▸ Activity
Reproduce all lines of the listing below in which the word "ffffff" occurs.

### Records for this task

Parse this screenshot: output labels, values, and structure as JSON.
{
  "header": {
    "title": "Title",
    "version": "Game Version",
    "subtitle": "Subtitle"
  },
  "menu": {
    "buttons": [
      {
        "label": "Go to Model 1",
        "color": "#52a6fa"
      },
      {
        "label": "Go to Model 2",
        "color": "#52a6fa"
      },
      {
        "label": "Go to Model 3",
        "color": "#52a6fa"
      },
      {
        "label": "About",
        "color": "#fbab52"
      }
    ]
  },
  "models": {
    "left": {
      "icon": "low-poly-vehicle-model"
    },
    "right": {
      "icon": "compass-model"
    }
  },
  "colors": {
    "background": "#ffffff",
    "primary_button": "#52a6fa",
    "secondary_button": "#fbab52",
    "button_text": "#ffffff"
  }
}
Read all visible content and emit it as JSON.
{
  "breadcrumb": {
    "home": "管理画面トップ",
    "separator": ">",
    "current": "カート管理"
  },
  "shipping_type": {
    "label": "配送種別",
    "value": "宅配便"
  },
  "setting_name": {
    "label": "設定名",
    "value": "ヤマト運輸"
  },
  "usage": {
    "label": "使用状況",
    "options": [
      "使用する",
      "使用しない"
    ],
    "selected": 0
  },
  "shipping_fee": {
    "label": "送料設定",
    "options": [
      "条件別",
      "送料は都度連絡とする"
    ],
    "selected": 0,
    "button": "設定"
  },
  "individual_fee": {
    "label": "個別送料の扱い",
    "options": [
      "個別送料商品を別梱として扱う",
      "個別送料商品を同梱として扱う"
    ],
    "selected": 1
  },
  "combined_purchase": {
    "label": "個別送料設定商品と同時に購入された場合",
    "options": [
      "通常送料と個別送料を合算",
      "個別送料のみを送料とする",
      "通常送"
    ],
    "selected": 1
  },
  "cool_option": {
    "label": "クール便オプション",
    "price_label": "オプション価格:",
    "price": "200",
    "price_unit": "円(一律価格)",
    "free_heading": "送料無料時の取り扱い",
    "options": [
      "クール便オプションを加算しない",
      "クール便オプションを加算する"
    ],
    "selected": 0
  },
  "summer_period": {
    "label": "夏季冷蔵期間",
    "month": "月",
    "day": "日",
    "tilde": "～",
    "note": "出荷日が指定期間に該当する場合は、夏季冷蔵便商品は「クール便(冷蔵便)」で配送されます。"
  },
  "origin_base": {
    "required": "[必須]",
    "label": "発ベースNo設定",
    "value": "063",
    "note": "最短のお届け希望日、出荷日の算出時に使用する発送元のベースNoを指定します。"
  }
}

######

▸ Answer for this exercise
    "background": "#ffffff",
    "button_text": "#ffffff"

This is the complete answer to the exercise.